--- Data for this task Enclosed Below ---

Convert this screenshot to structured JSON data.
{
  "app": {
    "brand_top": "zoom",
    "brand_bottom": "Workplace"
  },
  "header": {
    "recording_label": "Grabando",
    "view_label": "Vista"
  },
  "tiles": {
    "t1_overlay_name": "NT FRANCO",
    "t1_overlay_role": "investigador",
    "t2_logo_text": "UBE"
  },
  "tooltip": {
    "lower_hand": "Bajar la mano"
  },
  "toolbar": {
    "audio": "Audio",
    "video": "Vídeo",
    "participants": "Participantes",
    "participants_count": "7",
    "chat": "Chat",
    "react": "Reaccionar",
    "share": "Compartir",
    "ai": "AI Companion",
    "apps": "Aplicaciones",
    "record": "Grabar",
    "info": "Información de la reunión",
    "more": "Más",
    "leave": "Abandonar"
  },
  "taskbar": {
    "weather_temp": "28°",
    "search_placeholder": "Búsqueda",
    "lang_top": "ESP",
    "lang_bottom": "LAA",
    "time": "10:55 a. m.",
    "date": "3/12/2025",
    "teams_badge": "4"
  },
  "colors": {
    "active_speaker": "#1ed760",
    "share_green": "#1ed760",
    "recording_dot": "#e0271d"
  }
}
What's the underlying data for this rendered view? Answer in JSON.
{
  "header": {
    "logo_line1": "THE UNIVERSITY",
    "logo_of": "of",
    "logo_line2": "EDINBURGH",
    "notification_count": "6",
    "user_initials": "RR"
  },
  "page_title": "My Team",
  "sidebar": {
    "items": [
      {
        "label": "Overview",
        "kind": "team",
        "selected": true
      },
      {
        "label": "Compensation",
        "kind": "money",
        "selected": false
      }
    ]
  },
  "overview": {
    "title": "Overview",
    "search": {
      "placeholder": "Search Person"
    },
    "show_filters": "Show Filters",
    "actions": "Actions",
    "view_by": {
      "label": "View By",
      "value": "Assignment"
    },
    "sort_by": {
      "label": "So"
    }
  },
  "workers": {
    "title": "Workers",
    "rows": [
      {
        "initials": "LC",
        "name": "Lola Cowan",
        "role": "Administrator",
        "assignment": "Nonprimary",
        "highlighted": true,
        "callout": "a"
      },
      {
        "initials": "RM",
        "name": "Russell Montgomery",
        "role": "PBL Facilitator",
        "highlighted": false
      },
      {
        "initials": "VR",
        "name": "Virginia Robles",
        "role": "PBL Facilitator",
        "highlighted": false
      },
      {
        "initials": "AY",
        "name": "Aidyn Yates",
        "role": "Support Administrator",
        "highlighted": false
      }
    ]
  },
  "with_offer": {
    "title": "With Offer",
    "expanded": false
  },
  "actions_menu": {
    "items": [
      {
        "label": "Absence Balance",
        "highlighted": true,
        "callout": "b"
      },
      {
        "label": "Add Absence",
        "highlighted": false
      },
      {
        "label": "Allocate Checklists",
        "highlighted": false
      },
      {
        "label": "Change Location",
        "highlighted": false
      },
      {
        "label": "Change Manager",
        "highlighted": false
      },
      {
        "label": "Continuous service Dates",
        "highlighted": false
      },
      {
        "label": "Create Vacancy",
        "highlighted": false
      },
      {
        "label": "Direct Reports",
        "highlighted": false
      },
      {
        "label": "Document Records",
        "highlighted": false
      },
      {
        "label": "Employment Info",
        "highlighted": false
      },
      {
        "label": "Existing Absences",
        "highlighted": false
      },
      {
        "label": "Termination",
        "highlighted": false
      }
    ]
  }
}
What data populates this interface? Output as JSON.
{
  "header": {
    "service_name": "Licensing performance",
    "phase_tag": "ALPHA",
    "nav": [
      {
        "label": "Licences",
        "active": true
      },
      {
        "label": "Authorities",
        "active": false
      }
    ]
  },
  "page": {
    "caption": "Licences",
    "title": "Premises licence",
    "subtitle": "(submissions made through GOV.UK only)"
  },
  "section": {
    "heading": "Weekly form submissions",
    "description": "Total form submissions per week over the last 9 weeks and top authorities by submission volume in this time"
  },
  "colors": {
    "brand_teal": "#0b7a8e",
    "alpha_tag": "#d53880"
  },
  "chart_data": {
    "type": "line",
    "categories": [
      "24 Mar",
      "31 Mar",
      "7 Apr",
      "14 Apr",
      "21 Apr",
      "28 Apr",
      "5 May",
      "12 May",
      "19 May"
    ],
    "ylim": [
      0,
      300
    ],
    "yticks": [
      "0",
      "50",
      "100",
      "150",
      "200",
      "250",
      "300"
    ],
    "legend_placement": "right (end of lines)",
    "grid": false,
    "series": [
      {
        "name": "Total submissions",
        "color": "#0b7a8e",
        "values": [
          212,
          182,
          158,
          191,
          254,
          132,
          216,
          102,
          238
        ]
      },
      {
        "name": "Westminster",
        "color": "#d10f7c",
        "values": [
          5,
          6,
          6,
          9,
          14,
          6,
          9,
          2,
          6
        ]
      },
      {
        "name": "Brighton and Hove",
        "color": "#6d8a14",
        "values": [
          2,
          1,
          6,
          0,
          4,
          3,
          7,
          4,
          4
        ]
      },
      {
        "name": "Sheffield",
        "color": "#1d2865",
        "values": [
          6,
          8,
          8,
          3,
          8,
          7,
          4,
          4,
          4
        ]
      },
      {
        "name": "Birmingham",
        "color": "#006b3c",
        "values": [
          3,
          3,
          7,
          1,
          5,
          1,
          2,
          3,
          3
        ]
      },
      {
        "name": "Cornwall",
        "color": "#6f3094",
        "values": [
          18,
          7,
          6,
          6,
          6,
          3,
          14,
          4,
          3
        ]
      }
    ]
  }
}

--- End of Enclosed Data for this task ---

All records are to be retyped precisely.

Answer box:
Convert this screenshot to structured JSON data.
{
  "app": {
    "brand_top": "zoom",
    "brand_bottom": "Workplace"
  },
  "header": {
    "recording_label": "Grabando",
    "view_label": "Vista"
  },
  "tiles": {
    "t1_overlay_name": "NT FRANCO",
    "t1_overlay_role": "investigador",
    "t2_logo_text": "UBE"
  },
  "tooltip": {
    "lower_hand": "Bajar la mano"
  },
  "toolbar": {
    "audio": "Audio",
    "video": "Vídeo",
    "participants": "Participantes",
    "participants_count": "7",
    "chat": "Chat",
    "react": "Reaccionar",
    "share": "Compartir",
    "ai": "AI Companion",
    "apps": "Aplicaciones",
    "record": "Grabar",
    "info": "Información de la reunión",
    "more": "Más",
    "leave": "Abandonar"
  },
  "taskbar": {
    "weather_temp": "28°",
    "search_placeholder": "Búsqueda",
    "lang_top": "ESP",
    "lang_bottom": "LAA",
    "time": "10:55 a. m.",
    "date": "3/12/2025",
    "teams_badge": "4"
  },
  "colors": {
    "active_speaker": "#1ed760",
    "share_green": "#1ed760",
    "recording_dot": "#e0271d"
  }
}
What's the underlying data for this rendered view? Answer in JSON.
{
  "header": {
    "logo_line1": "THE UNIVERSITY",
    "logo_of": "of",
    "logo_line2": "EDINBURGH",
    "notification_count": "6",
    "user_initials": "RR"
  },
  "page_title": "My Team",
  "sidebar": {
    "items": [
      {
        "label": "Overview",
        "kind": "team",
        "selected": true
      },
      {
        "label": "Compensation",
        "kind": "money",
        "selected": false
      }
    ]
  },
  "overview": {
    "title": "Overview",
    "search": {
      "placeholder": "Search Person"
    },
    "show_filters": "Show Filters",
    "actions": "Actions",
    "view_by": {
      "label": "View By",
      "value": "Assignment"
    },
    "sort_by": {
      "label": "So"
    }
  },
  "workers": {
    "title": "Workers",
    "rows": [
      {
        "initials": "LC",
        "name": "Lola Cowan",
        "role": "Administrator",
        "assignment": "Nonprimary",
        "highlighted": true,
        "callout": "a"
      },
      {
        "initials": "RM",
        "name": "Russell Montgomery",
        "role": "PBL Facilitator",
        "highlighted": false
      },
      {
        "initials": "VR",
        "name": "Virginia Robles",
        "role": "PBL Facilitator",
        "highlighted": false
      },
      {
        "initials": "AY",
        "name": "Aidyn Yates",
        "role": "Support Administrator",
        "highlighted": false
      }
    ]
  },
  "with_offer": {
    "title": "With Offer",
    "expanded": false
  },
  "actions_menu": {
    "items": [
      {
        "label": "Absence Balance",
        "highlighted": true,
        "callout": "b"
      },
      {
        "label": "Add Absence",
        "highlighted": false
      },
      {
        "label": "Allocate Checklists",
        "highlighted": false
      },
      {
        "label": "Change Location",
        "highlighted": false
      },
      {
        "label": "Change Manager",
        "highlighted": false
      },
      {
        "label": "Continuous service Dates",
        "highlighted": false
      },
      {
        "label": "Create Vacancy",
        "highlighted": false
      },
      {
        "label": "Direct Reports",
        "highlighted": false
      },
      {
        "label": "Document Records",
        "highlighted": false
      },
      {
        "label": "Employment Info",
        "highlighted": false
      },
      {
        "label": "Existing Absences",
        "highlighted": false
      },
      {
        "label": "Termination",
        "highlighted": false
      }
    ]
  }
}
What data populates this interface? Output as JSON.
{
  "header": {
    "service_name": "Licensing performance",
    "phase_tag": "ALPHA",
    "nav": [
      {
        "label": "Licences",
        "active": true
      },
      {
        "label": "Authorities",
        "active": false
      }
    ]
  },
  "page": {
    "caption": "Licences",
    "title": "Premises licence",
    "subtitle": "(submissions made through GOV.UK only)"
  },
  "section": {
    "heading": "Weekly form submissions",
    "description": "Total form submissions per week over the last 9 weeks and top authorities by submission volume in this time"
  },
  "colors": {
    "brand_teal": "#0b7a8e",
    "alpha_tag": "#d53880"
  },
  "chart_data": {
    "type": "line",
    "categories": [
      "24 Mar",
      "31 Mar",
      "7 Apr",
      "14 Apr",
      "21 Apr",
      "28 Apr",
      "5 May",
      "12 May",
      "19 May"
    ],
    "ylim": [
      0,
      300
    ],
    "yticks": [
      "0",
      "50",
      "100",
      "150",
      "200",
      "250",
      "300"
    ],
    "legend_placement": "right (end of lines)",
    "grid": false,
    "series": [
      {
        "name": "Total submissions",
        "color": "#0b7a8e",
        "values": [
          212,
          182,
          158,
          191,
          254,
          132,
          216,
          102,
          238
        ]
      },
      {
        "name": "Westminster",
        "color": "#d10f7c",
        "values": [
          5,
          6,
          6,
          9,
          14,
          6,
          9,
          2,
          6
        ]
      },
      {
        "name": "Brighton and Hove",
        "color": "#6d8a14",
        "values": [
          2,
          1,
          6,
          0,
          4,
          3,
          7,
          4,
          4
        ]
      },
      {
        "name": "Sheffield",
        "color": "#1d2865",
        "values": [
          6,
          8,
          8,
          3,
          8,
          7,
          4,
          4,
          4
        ]
      },
      {
        "name": "Birmingham",
        "color": "#006b3c",
        "values": [
          3,
          3,
          7,
          1,
          5,
          1,
          2,
          3,
          3
        ]
      },
      {
        "name": "Cornwall",
        "color": "#6f3094",
        "values": [
          18,
          7,
          6,
          6,
          6,
          3,
          14,
          4,
          3
        ]
      }
    ]
  }
}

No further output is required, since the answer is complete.